Each line containing the string "Circle" should be copied out of the entries.

--- Dataset rows for apps and sites ---
====

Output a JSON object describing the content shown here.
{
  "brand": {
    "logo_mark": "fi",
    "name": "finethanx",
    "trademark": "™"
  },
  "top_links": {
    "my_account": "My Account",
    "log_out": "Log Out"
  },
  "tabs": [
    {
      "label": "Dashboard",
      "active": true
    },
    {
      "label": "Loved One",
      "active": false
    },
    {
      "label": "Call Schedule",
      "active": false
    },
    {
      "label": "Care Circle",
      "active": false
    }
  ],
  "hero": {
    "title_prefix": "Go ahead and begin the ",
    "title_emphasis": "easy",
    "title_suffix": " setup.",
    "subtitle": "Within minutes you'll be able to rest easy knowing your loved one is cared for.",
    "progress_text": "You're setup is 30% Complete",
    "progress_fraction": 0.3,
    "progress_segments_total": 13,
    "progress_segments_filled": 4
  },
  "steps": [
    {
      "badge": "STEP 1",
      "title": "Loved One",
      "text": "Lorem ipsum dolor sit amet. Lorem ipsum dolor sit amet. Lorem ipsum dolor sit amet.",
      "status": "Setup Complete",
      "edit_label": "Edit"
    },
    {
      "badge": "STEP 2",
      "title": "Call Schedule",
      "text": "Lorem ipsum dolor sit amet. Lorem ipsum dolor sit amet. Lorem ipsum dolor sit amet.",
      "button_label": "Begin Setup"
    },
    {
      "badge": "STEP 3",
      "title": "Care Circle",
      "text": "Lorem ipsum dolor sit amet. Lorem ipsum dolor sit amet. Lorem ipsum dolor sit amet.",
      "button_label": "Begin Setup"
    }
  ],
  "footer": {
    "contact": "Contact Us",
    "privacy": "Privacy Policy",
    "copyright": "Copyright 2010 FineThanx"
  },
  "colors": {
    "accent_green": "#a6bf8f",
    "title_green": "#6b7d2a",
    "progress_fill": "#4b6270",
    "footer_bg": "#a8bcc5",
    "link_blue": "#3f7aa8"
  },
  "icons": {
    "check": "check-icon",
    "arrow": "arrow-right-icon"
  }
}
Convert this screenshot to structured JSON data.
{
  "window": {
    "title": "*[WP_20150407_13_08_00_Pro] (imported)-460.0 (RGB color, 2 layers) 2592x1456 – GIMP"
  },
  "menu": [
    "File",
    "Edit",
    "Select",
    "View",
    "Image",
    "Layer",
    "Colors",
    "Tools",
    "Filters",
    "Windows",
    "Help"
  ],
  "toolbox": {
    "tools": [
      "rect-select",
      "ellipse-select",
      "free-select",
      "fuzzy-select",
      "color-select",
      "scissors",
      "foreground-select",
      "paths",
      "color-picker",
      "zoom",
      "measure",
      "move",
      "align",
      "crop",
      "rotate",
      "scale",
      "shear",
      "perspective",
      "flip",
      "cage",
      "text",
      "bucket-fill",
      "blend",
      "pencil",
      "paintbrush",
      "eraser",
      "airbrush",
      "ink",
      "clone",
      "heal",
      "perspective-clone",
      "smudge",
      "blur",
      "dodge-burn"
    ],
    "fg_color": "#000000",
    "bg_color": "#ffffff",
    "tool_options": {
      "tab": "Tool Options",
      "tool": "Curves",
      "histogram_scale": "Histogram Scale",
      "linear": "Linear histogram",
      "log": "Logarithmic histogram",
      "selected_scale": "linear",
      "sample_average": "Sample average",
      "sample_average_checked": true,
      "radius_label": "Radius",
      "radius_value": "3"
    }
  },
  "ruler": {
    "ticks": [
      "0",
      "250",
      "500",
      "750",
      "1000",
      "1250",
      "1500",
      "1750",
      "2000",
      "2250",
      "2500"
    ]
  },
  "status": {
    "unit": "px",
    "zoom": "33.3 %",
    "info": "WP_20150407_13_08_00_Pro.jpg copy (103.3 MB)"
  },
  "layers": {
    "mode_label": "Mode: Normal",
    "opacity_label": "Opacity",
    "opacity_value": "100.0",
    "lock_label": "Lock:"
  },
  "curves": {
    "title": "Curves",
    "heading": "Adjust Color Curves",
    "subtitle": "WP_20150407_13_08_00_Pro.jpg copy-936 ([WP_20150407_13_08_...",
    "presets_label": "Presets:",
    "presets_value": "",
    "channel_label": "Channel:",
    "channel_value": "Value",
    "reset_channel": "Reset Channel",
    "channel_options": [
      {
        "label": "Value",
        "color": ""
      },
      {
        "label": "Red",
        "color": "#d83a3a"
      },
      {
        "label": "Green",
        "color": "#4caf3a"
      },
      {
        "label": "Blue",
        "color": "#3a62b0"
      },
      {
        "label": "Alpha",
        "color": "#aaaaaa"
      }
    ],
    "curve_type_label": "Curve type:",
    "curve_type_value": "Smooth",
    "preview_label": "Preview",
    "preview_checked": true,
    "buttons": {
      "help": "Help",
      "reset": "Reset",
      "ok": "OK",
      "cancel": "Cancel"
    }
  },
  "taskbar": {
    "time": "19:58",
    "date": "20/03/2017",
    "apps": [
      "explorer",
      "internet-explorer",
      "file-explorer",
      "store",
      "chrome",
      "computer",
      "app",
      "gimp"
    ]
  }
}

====

--- Answer to this problem ---
      "label": "Care Circle",
      "title": "Care Circle",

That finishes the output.